Search the records that follow and extract every line containing the string "location".

━━━━━━

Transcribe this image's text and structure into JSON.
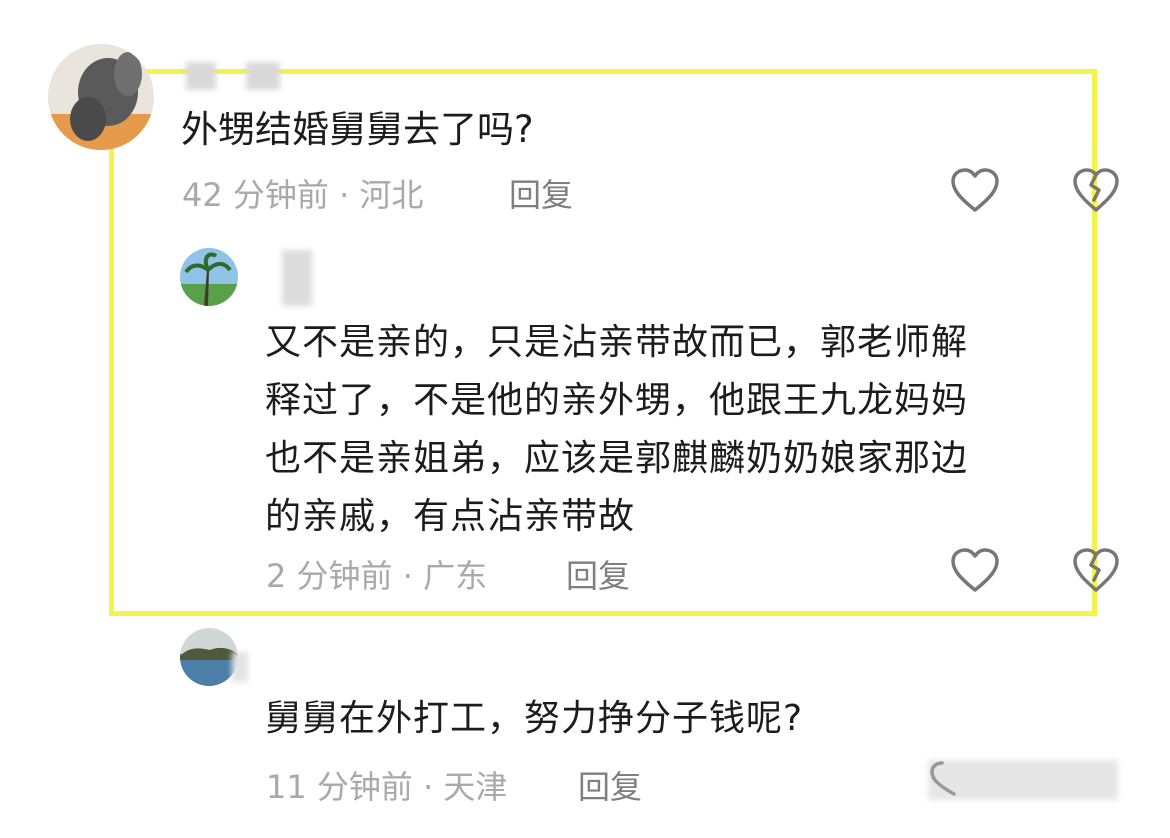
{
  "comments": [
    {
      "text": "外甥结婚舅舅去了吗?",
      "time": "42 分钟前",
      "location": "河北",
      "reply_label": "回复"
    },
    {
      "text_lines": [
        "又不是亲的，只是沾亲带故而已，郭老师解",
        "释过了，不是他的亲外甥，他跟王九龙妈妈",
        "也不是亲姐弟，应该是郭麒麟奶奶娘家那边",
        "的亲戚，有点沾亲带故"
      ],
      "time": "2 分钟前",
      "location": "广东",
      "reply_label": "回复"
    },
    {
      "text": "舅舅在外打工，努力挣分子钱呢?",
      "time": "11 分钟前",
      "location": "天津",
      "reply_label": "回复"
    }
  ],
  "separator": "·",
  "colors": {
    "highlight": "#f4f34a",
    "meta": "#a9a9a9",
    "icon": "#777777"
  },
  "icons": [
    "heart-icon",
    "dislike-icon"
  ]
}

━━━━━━

* _REPLY TO THE TASK_
      "location": "河北",
      "location": "广东",
      "location": "天津",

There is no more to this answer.